Discontinuity surfaces in the Shu’aiba, Nahr Umr, and Natih formations are spaced ten to few tens of meters apart. Many of them were correlated laterally over distances of 100 km and more between sections at Jebel Akhdar and the Foothills, respectively throughout the Foothills. This implies that cementation during phases of submarine lithification to form seals, and conversely, rearrangement of pore space, due to meteoric diagenesis and subsequent burial affected large volumes of carbonate rocks.
We gratefully acknowledge financial support from the Swiss National Science Foundation (Immenhauser) and the Vrije Universiteit Industrial Associates in sedimentology research grants held by Wolfgang Schlager. Fieldwork was possible due to the help of the Ministry of Industry and Commerce, especially Mohammed Bin Hussein Bin Kassim, Director General of Minerals, and Hilal Al Azri, Director of the Geological Survey, who provided logistical help and support. Critical comments by F. van Buchem, R.K. Matthews, W. Schlager, and an anonymous GeoArabia reviewer improved an earlier version of this manuscript.
ABOUT THE AUTHORS
Adrian Immenhauser is an Assistant Professor in the Department of Earth Sciences of Vrije Universiteit, Amsterdam. Presently, his research projects focus on geochemistry and diagenesis of marine carbonate rocks, Upper Carboniferous paleoceanography, and the reconstruction of the Middle Cretaceous sea-level history. His interest in the geology of the Sultanate of Oman started in 1992 when he became involved in an interdisciplinary study of the Masirah Island ophiolites. Adrian received his PhD from the University of Bern, Switzerland.
Anouk Creusen is presently a diploma student at the Department of Earth Sciences of the Vrije Universiteit, Amsterdam. Her main field of interest is marine carbonate sedimentology.
Mateu Esteban is Consulting Geologist with Carbonates International, Iberia S.L., in Mallorca, Spain. Previously, he was Director of Geological Research of Erico Petroleum Information Ltd., in London, Staff Research Scientist with Amoco Production in Tulsa (Oklahoma), Research Associate in the Institute of Earth Sciences of Barcelona and Assistant Professor in the University of Barcelona.

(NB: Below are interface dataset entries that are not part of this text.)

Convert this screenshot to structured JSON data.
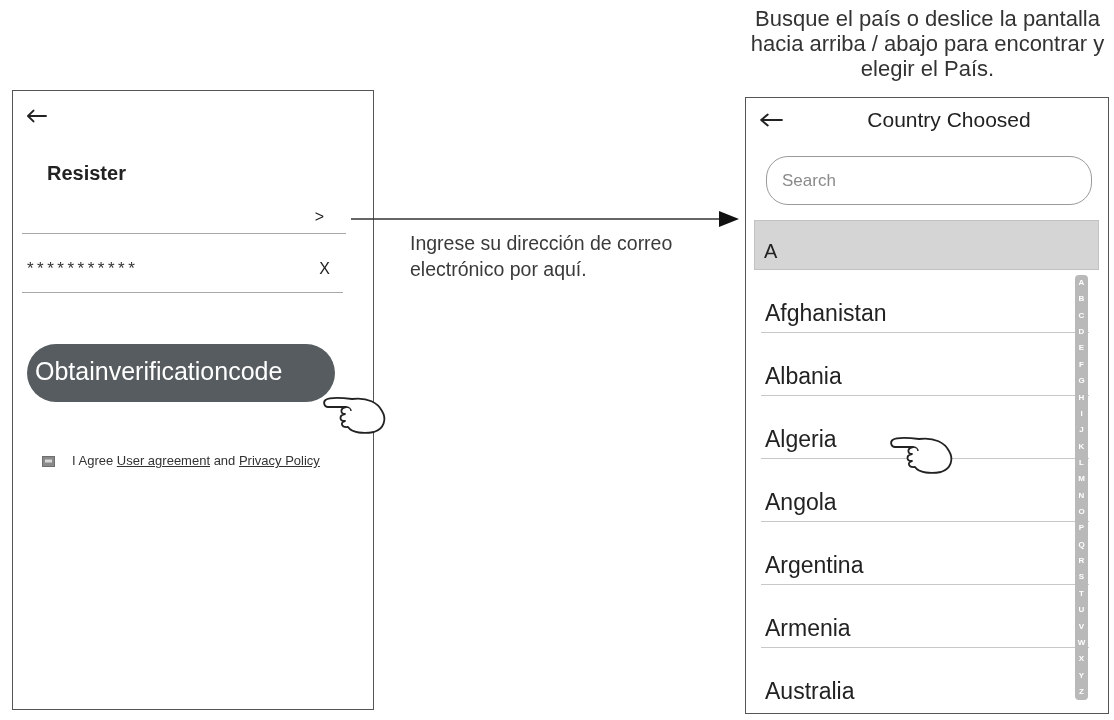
{
  "register_screen": {
    "title": "Resister",
    "email_field": {
      "action": ">"
    },
    "password_field": {
      "value": "***********",
      "clear": "X"
    },
    "button": "Obtainverificationcode",
    "agreement": {
      "checked": true,
      "parts": [
        {
          "kind": "text",
          "text": "I Agree "
        },
        {
          "kind": "link",
          "text": "User agreement"
        },
        {
          "kind": "text",
          "text": " and "
        },
        {
          "kind": "link",
          "text": "Privacy Policy"
        }
      ]
    }
  },
  "email_hint": "Ingrese su dirección de correo electrónico por aquí.",
  "country_caption": "Busque el país o deslice la pantalla hacia arriba / abajo para encontrar y elegir el País.",
  "country_screen": {
    "title": "Country Choosed",
    "search": {
      "placeholder": "Search"
    },
    "sections": [
      {
        "letter": "A",
        "countries": [
          "Afghanistan",
          "Albania",
          "Algeria",
          "Angola",
          "Argentina",
          "Armenia",
          "Australia"
        ]
      }
    ],
    "index_letters": [
      "A",
      "B",
      "C",
      "D",
      "E",
      "F",
      "G",
      "H",
      "I",
      "J",
      "K",
      "L",
      "M",
      "N",
      "O",
      "P",
      "Q",
      "R",
      "S",
      "T",
      "U",
      "V",
      "W",
      "X",
      "Y",
      "Z"
    ]
  }
}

He was Visiting Scientist in the Universities of Liverpool, Miami and Wisconsin, and obtained his PhD from the University of Barcelona in 1973. Mateu was AAPG Distinguished Lecturer in 1987 and 1988 and received the AAPG Special Commendation Award in 1993. His main interests are Mesozoic and Tertiary carbonates, depositional and diagenetic reservoir models, unconformity analysis, paleosols, paleokarst reservoirs and burial diagenesis.
Hubert B. Vonhof received his MS and PhD from Vrije Universiteit, Amsterdam. His current research interests are strontium-isotope stratigraphy, and more generally the use of strontium, oxygen, and carbon isotopes in studies of skeletal growth increments of calcareous organisms. Hubert is presently in charge of the stable isotope laboratory at Vrije Universiteit.